■ TASK ITEM:
Here are some records; copy every line that holds the word "price".

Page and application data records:
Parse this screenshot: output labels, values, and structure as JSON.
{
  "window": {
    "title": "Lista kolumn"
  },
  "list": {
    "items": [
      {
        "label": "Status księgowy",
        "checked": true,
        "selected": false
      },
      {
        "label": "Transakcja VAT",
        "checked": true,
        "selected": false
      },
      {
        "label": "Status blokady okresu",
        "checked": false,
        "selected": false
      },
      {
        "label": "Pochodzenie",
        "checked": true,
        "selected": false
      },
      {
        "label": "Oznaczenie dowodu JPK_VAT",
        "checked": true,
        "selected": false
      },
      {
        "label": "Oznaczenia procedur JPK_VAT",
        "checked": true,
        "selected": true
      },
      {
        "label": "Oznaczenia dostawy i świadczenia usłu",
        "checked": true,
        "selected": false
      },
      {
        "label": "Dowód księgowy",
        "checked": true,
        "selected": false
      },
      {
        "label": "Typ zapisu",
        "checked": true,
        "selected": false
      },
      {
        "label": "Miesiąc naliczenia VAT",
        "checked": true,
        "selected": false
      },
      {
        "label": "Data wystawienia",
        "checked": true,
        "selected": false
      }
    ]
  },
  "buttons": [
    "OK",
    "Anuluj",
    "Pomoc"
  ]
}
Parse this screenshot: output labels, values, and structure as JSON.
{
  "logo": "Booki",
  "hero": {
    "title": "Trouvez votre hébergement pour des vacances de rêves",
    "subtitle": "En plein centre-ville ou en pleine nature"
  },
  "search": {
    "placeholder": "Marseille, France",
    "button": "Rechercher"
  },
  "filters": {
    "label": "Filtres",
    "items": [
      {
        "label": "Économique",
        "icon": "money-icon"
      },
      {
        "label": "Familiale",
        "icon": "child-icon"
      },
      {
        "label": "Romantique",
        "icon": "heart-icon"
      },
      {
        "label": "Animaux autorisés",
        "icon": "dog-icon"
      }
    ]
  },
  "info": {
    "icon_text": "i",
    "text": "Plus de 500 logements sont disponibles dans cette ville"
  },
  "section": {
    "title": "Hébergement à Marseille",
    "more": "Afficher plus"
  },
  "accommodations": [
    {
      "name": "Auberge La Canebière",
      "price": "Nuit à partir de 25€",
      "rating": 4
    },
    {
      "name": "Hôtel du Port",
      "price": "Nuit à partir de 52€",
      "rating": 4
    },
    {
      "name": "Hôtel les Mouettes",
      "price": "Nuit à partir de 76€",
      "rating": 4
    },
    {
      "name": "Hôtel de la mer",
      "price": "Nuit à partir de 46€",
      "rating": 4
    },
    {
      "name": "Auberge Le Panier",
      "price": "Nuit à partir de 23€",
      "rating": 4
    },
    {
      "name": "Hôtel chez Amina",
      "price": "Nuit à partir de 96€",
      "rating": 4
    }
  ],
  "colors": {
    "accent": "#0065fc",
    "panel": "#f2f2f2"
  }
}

■ EXERCISE RESULT:
      "price": "Nuit à partir de 25€",
      "price": "Nuit à partir de 52€",
      "price": "Nuit à partir de 76€",
      "price": "Nuit à partir de 46€",
      "price": "Nuit à partir de 23€",
      "price": "Nuit à partir de 96€",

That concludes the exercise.